Prince Philip, the Duke of Edinburgh, has died aged 99, the family has announced.
“It is with deep sorrow that Her Majesty The Queen has announced the death of her beloved husband, His Royal Highness The Prince Philip, Duke of Edinburgh,” Buckingham Palace said in a statement.
“His Royal Highness passed away peacefully this morning at Windsor Castle.”
Australian Prime Minister Scott Morrison says flags across Australia will be flown at half mast for Prince Philip, who “embodied a generation that we will never see again.”
“Australians send our love and deepest condolences to her Majesty and all the Royal family,” Mr Morrison said in a statement tonight.
“The Commonwealth family joins together in sorrow and thanksgiving for the loss and life of Prince Philip. God bless from all here in Australia.”
Prince Philip “was no stranger to Australia”, having visited more than 20 times and presided as patron or president of almost 50 organisations in Australia.
Given his own service, Prince Philip also had a strong connection with the Australian Defence Force.
“For 65 years, The Duke of Edinburgh’s Award scheme has encouraged over 775,000 young Australians to explore their leadership potential.
Forty thousand young Australians are currently participating in the program.
Further details about Australia’s remembrance of Prince Philip will be announced over coming days.
British Prime Minister Boris Johnson spoke outside Downing Street about Prince Philip.
“Prince Philip earned the affection of generations here in the United Kingdom, across the Commonwealth, and around the world,” Mr. Johnson said.
“He was the longest-serving consort in history, one of the last surviving people in this country to have served in the Second World War, at Cape Mattapan, where he was mentioned in dispatches for bravery, and in the invasion of Sicily, where he saved his ship by his quick thinking.”
The Prime Minister described him as “an environmentalist, and a champion of the natural world long before it was fashionable”.
Margaret Beazley, the Governor of New South Wales, said Prince Philip would be remembered for “his remarkable legacy of bravery, loyalty and steadfast public service”.
“His Royal Highness made many visits to Australia.

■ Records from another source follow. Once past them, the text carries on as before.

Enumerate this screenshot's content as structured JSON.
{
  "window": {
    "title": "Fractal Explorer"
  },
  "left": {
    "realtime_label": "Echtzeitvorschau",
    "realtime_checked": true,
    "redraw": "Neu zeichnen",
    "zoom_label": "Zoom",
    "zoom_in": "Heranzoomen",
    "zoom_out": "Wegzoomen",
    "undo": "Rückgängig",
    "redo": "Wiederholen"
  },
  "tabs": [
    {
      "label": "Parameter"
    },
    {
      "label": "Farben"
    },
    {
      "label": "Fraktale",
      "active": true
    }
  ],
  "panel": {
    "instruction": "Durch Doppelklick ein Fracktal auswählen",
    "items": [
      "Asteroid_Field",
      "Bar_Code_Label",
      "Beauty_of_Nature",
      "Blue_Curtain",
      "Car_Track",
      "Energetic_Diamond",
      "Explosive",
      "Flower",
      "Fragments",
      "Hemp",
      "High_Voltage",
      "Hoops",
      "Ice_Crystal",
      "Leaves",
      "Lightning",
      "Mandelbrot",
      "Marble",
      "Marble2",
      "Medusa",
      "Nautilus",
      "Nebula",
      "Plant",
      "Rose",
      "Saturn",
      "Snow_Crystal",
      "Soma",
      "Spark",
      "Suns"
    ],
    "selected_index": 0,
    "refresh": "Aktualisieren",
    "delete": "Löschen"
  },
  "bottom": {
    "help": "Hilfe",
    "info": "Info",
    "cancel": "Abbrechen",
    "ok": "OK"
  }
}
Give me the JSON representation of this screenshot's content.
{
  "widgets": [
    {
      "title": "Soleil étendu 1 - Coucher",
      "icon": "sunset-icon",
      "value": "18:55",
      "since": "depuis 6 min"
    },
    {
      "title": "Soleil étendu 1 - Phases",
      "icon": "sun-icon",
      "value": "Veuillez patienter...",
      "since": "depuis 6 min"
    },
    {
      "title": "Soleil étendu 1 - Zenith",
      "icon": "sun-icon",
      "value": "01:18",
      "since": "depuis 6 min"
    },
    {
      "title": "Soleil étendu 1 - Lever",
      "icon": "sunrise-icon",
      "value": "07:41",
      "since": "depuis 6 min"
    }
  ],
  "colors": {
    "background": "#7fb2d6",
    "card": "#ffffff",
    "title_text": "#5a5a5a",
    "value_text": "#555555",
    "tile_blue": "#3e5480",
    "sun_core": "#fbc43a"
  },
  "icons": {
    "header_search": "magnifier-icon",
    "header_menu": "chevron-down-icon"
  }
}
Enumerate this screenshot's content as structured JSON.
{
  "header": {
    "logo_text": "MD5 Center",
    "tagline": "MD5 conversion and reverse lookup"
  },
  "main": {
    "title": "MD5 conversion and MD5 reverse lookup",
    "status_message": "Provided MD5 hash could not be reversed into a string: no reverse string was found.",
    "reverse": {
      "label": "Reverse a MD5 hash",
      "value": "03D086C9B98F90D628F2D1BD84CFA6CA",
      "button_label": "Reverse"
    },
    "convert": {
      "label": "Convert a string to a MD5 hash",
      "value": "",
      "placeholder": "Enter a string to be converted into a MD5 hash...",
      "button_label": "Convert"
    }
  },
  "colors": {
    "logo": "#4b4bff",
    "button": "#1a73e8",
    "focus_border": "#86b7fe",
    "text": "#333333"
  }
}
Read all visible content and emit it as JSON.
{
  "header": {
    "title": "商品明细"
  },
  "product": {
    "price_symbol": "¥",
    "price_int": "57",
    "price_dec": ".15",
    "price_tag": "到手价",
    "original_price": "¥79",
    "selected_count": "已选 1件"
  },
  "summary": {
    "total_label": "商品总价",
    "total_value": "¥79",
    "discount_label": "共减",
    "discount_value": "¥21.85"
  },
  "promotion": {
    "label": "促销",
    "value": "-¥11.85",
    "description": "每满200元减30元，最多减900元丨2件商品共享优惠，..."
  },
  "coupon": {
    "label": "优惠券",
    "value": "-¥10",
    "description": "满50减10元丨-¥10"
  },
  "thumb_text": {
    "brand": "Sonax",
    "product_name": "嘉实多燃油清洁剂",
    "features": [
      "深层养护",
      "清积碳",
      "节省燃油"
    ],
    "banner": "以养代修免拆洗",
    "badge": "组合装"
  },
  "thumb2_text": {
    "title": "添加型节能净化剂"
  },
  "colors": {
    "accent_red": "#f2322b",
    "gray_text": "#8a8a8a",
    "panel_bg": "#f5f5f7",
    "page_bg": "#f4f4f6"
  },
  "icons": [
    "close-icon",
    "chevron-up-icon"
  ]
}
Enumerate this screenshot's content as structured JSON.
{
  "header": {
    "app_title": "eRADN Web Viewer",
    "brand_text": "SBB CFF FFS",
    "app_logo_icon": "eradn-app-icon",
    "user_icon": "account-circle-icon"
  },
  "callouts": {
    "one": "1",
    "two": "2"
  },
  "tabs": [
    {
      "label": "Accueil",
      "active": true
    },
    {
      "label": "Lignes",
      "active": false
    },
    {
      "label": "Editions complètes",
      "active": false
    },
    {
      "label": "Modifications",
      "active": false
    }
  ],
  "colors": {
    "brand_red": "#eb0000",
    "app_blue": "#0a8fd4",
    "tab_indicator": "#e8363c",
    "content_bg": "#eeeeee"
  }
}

His ability to connect with Australians through his humour and appreciation of our character meant that he was widely and warmly received.
“His Royal Highness was a much-loved husband, father, grandfather and great grandfather. We mourn his passing.”
Australian premiers have joined the list of politicians and dignitaries paying tribute to the Duke of Edinburgh.
NSW Premier Gladys Berejiklian hailed the royal’s “strong and lengthy relationship with NSW”.
Queensland Premier Annastacia Palaszczuk said the Prince would be remembered fondly in her state.
“I send condolences on behalf of all Queenslanders to Buckingham Palace regarding the death of HRH The Duke of Edinburgh.The Duke of Edinburgh is a much loved and respected member of the Royal Family and will be remembered fondly in Queensland,” Ms Palaszczuk said in a statement.
Former Australian Prime Minister Julia Gillard said Prince Philip’s death would be mourned by millions.
“I have fond memories of spending time with Prince Philip during his visit to Australia at the time of CHOGM in Perth.While a man of duty, he had a sense of fun. His loss will be mourned by the Queen, his family and millions around the world.”